- Hook your live bait from the bottom lip and come out through the top lip between the nostrils. This will keep the mouth closed giving your bait a healthier appearance.
- Maintain Bottom Contact: It’s important that your weight is constantly touching the sea floor, slowly sliding along. This ensures that you are staying in the strike zone.
- Be patient: Halibut fishing is not simple. Expect to put in a few hours searching for fish each trip.
- Don’t Set Hook Immediately: Instead of setting hook immediately, wait for your rod to load up and reel into it instead. This way you won’t rip the bait out of the halibut’s mouth.
- Don’t Pump Your Rod: Fighting most big game involves lifting up and reeling down, but halibut have a violent head shake that can throw slack in your line with that method. Steadily crank them in, it’s the best way to keep proper line tension all the way through.
- Landing Your Fish: After the halibut is gaffed, un-gaff it straight into the cooler or club the fish while it’s on the gaff. Halibut are strong and can flop overboard if you have low rails, trust me I’ve almost lost a few fish over the rails of my Boston Whaler before.
I hope this helped you gain a better understanding of how to troll and drift for halibut.
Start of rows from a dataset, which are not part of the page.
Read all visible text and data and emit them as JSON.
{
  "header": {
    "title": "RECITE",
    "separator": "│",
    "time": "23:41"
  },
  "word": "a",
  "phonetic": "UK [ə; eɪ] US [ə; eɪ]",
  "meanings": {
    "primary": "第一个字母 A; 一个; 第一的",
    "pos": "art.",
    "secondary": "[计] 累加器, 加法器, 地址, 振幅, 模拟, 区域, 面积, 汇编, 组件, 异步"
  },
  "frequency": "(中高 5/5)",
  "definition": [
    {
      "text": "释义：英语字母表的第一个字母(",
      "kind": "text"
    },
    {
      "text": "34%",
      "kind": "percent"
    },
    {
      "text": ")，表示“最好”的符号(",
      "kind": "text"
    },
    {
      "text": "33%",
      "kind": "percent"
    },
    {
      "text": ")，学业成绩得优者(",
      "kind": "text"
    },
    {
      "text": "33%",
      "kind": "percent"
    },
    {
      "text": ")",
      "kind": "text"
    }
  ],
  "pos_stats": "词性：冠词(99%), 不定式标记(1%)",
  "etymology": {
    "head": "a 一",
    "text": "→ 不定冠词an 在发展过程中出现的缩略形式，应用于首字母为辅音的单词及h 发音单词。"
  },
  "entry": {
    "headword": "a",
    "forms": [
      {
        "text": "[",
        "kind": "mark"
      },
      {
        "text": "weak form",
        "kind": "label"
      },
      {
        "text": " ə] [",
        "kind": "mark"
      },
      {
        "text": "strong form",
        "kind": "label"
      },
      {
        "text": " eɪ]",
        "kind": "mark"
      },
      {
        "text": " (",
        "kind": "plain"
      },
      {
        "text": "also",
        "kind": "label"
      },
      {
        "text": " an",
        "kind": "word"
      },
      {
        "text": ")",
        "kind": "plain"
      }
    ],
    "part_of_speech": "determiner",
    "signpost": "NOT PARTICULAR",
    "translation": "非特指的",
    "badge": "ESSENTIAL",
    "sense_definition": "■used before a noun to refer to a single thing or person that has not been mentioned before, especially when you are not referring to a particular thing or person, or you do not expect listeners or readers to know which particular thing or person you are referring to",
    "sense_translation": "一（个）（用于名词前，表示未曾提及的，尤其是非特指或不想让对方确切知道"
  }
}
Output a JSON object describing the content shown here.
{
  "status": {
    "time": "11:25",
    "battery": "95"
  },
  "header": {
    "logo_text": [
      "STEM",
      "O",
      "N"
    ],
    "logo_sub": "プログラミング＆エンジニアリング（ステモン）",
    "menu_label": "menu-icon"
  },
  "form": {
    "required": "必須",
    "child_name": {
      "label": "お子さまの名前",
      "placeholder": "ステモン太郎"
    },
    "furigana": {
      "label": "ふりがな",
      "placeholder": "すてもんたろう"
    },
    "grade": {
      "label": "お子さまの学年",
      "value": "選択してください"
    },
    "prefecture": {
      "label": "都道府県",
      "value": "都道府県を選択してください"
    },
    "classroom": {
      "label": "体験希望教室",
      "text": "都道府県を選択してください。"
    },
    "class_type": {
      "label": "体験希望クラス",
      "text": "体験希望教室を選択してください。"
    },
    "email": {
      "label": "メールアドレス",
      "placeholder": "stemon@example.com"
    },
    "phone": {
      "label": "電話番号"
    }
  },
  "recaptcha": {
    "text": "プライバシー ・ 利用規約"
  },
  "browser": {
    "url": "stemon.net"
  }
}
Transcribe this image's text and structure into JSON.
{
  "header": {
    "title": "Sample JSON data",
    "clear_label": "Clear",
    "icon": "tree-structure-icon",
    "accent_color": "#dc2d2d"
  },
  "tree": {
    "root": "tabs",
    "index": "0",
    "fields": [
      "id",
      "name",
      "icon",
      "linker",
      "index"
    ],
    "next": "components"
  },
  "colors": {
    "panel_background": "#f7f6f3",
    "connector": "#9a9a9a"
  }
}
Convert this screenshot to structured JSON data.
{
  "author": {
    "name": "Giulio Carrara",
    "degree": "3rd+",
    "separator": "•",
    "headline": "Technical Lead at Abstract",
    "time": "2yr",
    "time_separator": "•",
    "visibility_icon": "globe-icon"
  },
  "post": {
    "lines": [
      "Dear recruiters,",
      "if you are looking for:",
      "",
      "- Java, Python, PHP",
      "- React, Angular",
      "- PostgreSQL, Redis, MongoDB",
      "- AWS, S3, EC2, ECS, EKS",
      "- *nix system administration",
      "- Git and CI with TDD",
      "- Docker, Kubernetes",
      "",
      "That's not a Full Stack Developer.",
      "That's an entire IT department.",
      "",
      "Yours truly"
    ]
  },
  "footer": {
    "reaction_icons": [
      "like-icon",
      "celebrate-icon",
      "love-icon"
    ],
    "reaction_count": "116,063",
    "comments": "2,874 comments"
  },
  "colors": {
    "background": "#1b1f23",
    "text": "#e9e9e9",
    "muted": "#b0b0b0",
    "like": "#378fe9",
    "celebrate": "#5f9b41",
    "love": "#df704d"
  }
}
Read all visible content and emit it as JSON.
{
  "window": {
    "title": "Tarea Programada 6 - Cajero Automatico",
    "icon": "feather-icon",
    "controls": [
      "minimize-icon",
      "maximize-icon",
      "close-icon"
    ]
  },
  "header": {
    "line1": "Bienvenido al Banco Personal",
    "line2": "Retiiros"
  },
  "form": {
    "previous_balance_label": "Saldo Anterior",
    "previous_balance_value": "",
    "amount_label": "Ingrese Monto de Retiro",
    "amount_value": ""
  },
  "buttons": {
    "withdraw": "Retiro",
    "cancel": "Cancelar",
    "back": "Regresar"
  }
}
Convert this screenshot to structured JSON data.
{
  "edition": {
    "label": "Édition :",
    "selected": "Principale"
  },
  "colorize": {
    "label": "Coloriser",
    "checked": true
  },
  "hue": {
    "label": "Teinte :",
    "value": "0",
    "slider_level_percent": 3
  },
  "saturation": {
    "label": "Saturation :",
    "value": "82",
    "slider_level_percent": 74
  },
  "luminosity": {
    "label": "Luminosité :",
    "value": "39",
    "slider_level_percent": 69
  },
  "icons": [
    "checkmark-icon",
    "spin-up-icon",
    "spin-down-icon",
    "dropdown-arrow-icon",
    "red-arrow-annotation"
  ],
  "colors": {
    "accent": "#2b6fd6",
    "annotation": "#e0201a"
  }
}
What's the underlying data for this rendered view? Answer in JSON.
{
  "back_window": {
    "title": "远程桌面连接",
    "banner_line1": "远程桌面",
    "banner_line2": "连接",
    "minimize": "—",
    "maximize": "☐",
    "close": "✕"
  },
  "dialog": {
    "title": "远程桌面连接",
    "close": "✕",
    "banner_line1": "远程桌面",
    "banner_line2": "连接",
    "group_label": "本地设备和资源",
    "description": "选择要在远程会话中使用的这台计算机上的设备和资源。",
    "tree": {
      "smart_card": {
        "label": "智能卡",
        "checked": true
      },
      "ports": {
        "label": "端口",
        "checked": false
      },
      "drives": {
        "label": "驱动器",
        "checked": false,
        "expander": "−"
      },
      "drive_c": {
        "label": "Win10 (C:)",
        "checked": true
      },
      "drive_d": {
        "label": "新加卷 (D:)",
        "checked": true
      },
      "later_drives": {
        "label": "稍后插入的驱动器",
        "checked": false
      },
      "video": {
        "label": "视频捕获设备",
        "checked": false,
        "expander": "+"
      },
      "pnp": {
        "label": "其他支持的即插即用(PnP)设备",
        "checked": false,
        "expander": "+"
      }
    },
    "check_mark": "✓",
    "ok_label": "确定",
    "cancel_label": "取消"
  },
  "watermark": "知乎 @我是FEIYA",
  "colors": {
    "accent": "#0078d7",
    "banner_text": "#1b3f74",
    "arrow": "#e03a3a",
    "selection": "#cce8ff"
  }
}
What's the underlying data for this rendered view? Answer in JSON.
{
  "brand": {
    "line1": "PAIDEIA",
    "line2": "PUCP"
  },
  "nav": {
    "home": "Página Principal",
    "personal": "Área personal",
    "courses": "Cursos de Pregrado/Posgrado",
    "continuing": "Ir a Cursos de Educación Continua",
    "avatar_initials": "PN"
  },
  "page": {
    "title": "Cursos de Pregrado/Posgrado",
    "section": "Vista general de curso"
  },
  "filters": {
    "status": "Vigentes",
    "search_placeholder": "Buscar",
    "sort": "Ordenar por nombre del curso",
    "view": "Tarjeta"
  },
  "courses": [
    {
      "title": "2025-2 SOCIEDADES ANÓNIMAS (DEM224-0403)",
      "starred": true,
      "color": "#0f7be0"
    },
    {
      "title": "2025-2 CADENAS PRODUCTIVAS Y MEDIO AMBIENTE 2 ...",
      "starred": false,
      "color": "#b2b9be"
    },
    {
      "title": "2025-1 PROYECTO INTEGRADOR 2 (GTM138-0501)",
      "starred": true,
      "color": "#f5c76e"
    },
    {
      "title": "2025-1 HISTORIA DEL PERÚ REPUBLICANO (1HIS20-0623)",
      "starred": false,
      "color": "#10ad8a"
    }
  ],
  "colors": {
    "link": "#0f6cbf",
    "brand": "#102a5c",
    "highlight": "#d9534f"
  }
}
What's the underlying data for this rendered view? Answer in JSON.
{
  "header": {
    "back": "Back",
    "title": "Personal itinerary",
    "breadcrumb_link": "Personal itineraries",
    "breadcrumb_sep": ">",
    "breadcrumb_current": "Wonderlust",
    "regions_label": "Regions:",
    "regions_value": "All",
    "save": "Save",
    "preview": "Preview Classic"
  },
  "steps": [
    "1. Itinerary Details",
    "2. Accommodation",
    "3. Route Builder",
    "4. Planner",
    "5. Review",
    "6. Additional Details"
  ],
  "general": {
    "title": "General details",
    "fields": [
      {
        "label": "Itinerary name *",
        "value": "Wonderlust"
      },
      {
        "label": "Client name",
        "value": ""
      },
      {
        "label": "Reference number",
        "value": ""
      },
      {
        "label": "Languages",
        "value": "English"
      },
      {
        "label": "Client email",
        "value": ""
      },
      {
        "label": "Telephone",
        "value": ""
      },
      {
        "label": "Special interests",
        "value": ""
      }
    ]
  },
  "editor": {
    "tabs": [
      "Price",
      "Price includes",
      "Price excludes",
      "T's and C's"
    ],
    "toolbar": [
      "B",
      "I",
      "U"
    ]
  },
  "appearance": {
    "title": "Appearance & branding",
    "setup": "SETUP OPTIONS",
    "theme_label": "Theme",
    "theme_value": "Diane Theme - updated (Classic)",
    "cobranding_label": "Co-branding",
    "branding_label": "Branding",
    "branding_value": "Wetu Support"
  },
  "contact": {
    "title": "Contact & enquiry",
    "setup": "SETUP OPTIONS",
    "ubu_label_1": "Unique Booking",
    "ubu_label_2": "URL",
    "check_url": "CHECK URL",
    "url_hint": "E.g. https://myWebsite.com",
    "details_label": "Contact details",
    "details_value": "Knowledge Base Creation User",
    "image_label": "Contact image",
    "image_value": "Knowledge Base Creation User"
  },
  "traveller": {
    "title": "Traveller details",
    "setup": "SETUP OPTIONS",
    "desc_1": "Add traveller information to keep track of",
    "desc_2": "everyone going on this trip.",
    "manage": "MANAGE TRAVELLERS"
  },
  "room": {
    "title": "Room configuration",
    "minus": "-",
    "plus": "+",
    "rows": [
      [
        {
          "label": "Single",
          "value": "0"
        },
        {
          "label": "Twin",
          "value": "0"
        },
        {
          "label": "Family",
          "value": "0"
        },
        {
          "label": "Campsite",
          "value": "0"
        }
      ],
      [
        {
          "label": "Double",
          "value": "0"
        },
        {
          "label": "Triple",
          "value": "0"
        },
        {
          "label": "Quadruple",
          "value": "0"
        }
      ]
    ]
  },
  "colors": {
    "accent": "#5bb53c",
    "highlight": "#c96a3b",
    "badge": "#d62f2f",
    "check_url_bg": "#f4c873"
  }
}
Please comment if you have any other tips, tricks and suggestions as everyone does things a little differently. Hope you guys whack them! Tight lines.